Living in Tokyo, it is easy to think you’ve seen it all. What a doubly pleasant surprise, then, to see a nice, well-dressed young man – no ponytail or unshavenness, and not a trace of tie-dye - holding up a sign that, on one side in English, and on the other side in Japanese, proclaimed ‘Free Hugs’.
I approached him to ask if I could take a photo, and quickly got engaged with him regarding what he was doing. It so turned out that his labor of love is thanks to the internet: YouTube to be specific – which is where he got the idea from.
In Japan where touching anyone is very rare (even the handshake is reserved only for foreigners), people lining up on the street for free hugs is difficult to imagine. When I put it to him he said that he was there more to spread the idea of intimacy and togetherness than to actually execute it - a kind of street performance. Although, of course, he showed not the slightest resistance when I claimed my free hug. All of a sudden it felt like summer!
Buy traditional handmade shibori tie-dye from GoodsFromJapan
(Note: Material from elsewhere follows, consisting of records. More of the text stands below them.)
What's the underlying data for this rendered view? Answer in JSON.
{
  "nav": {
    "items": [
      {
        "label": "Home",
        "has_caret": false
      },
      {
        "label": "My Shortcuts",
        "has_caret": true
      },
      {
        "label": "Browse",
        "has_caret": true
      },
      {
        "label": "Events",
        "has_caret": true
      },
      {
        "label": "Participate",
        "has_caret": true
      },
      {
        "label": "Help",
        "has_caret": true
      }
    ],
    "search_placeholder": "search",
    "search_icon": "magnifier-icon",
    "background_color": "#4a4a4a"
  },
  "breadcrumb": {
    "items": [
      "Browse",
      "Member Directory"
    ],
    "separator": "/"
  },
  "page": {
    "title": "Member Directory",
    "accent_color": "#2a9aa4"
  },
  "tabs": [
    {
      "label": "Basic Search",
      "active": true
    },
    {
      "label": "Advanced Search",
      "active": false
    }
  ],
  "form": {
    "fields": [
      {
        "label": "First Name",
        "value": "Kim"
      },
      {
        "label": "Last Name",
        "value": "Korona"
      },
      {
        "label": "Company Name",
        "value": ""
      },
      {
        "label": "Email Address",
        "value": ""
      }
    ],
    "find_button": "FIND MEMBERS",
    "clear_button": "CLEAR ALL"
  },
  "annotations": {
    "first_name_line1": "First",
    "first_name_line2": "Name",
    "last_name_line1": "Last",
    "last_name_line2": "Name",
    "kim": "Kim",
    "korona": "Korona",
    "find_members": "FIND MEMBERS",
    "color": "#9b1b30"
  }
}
Japan Tokyo Shinjuku hug YouTube
Monday, January 15, 2007